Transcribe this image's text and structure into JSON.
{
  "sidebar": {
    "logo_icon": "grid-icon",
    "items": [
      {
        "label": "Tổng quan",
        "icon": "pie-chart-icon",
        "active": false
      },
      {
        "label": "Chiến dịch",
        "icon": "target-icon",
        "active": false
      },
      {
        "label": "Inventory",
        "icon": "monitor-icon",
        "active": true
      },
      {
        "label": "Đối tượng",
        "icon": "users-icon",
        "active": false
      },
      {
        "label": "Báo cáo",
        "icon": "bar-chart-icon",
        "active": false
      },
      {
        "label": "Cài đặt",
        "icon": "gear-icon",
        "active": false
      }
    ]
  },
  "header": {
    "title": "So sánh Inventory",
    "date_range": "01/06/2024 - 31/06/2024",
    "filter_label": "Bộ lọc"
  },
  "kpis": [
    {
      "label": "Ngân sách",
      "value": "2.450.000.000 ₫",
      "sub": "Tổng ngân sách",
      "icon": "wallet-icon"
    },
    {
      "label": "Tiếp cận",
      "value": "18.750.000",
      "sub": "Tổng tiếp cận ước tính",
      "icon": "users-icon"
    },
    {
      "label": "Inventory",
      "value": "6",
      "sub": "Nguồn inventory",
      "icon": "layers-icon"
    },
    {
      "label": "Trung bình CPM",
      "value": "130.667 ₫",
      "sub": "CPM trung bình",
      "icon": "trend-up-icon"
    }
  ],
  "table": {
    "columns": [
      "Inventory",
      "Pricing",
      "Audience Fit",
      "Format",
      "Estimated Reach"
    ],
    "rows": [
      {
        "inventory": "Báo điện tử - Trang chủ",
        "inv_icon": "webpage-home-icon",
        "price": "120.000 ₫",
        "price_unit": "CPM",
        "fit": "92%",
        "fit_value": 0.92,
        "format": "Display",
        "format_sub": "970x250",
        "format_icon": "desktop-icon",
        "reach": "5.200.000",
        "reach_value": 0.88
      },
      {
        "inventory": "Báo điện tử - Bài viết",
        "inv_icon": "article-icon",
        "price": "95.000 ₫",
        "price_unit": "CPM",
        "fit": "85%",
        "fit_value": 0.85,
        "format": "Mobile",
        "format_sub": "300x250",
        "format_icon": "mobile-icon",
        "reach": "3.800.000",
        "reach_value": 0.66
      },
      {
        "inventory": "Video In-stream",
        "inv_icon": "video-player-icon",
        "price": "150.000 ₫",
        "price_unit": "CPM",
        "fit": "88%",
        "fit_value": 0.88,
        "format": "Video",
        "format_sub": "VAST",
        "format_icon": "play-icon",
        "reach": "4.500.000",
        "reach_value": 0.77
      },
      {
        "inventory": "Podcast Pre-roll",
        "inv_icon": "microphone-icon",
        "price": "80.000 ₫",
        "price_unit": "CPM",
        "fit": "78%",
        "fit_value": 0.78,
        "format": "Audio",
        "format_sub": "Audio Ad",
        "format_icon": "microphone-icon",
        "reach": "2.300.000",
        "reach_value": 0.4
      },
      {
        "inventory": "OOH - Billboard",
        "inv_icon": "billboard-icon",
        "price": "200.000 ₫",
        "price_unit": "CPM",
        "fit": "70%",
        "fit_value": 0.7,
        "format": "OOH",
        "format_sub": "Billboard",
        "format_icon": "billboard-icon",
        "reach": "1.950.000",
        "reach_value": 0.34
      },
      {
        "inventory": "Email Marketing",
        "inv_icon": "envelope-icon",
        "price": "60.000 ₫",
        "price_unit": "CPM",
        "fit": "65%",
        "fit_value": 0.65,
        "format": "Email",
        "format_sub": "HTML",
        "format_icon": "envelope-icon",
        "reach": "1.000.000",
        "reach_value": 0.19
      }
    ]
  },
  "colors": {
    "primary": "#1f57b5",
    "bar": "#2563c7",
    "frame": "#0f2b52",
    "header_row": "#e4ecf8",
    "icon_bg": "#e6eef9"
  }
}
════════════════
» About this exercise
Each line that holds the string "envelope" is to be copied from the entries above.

» Exercise result
        "inv_icon": "envelope-icon",
        "format_icon": "envelope-icon",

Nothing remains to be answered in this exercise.